## Task requirements
Look through the lines below, find those with the word "title", and copy them.
-- Records provided follows --
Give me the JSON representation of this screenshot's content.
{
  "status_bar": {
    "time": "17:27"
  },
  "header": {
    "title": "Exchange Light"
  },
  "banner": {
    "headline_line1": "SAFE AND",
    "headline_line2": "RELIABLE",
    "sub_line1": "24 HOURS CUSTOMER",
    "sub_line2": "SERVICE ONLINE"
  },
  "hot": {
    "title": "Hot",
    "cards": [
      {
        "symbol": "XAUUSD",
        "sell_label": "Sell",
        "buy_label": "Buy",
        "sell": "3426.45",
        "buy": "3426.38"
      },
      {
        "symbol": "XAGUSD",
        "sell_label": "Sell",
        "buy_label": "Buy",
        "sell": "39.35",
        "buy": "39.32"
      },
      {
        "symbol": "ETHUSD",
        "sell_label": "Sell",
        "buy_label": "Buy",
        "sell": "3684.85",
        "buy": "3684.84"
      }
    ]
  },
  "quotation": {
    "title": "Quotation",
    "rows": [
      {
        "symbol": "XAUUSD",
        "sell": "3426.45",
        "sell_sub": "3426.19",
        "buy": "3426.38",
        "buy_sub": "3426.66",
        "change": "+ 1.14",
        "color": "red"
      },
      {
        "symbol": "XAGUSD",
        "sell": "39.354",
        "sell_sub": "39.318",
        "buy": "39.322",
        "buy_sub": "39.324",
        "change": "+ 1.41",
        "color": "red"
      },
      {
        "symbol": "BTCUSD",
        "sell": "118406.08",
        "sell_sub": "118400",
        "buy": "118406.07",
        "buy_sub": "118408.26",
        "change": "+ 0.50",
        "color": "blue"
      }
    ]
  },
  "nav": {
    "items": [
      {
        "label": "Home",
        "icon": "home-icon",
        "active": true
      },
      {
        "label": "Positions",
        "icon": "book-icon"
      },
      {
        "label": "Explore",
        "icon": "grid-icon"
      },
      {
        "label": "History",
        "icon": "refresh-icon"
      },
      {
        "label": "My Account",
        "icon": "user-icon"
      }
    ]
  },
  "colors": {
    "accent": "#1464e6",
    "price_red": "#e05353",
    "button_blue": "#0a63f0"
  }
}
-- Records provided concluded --
## Written solution
    "title": "Exchange Light"
    "title": "Hot",
    "title": "Quotation",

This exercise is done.